The last time Suzuki turned a forced-induction concept bike into a production model it took six years to reach showrooms and lost its boost along the way. The firm isn’t about to make the same mistake again and there’s now a large dossier of evidence to suggest that its turbocharged Recursion is set to reach showrooms in the near future – despite the firm’s denials.
In case you missed it, the Recursion was Suzuki’s show-stopper from the 2013 Tokyo Motor Show. Revealed in December of that year, it’s a 588cc parallel twin sports bike with a radical turbocharged engine intended to offer an unbeatable combination of economy and performance. And in the 19 months since its unveiling there’s been a steady flow of evidence from Suzuki that the Recursion is much more than a mere trinket intended to draw crowds to its show stands.
The latest evidence is perhaps the most important of all. On September 2, Suzuki filed an application for a trademark on the name Recursion for use on ‘motorcycles and the parts and fittings thereof’. In other words, it wants to make sure it can use the name on a commercial basis; no firm would trademark a name it used two years earlier on a concept bike unless it has intent to use that same name again, on a production machine.
There’s no cast-iron guarantee that the production Recursion will be the same as the concept bike, but allied to the large number of patents that Suzuki has filed around the Recursion’s turbo technology, it seems highly likely that the production version will be at least a close relative.
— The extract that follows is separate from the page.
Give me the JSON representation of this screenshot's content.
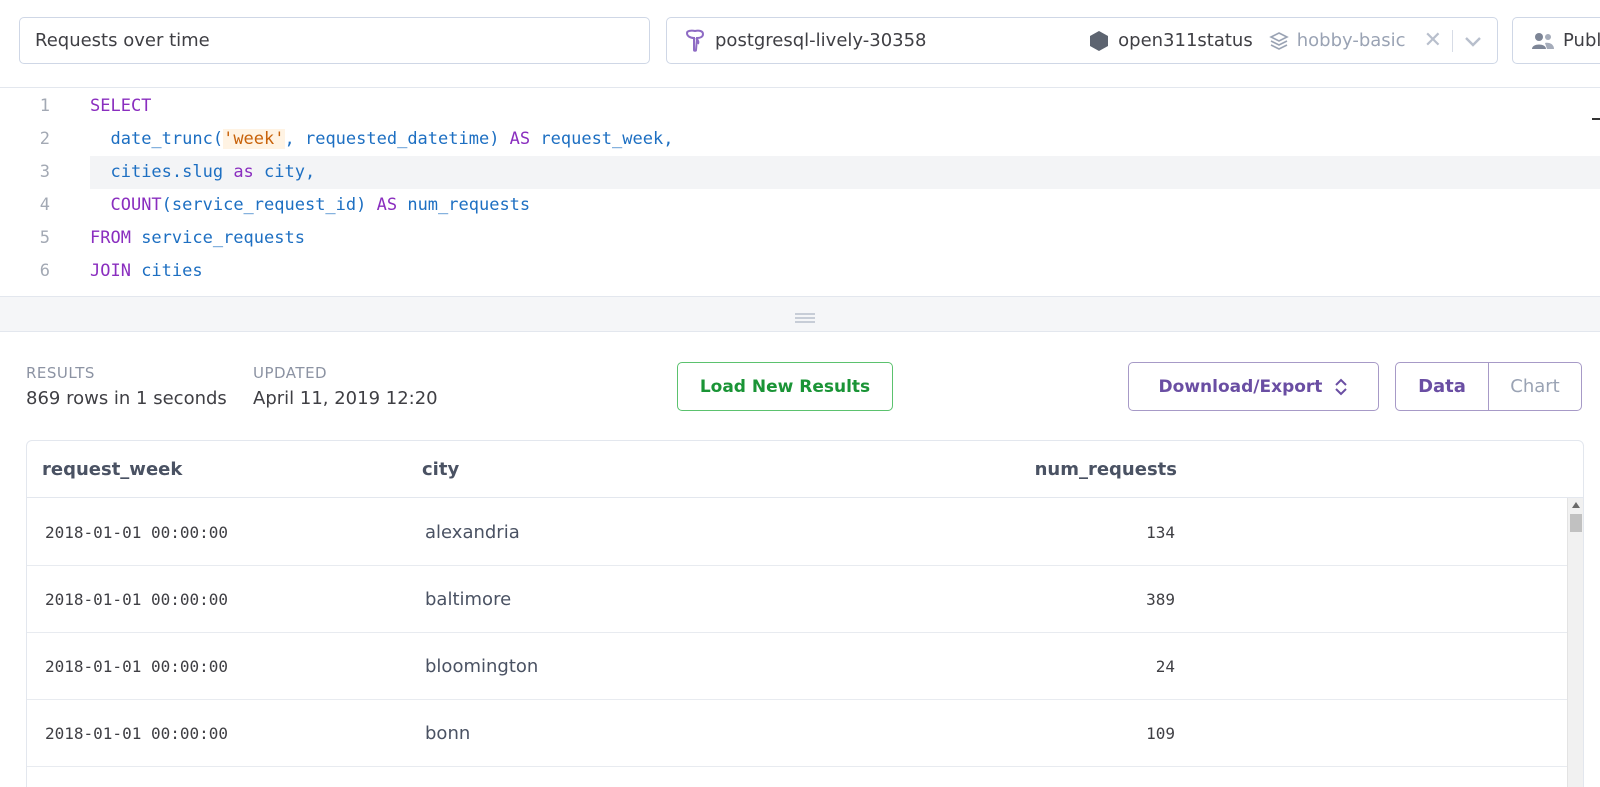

Those patents have already revealed a host of details that would never be seen if the concept was merely a mock-up.
The timing of Suzuki’s trademark application hints that the bike could be launched before the end of this year. There is now a three-month period during which any objections to the trademark can be raised and considered, and if there are none the mark is expected to be granted in December.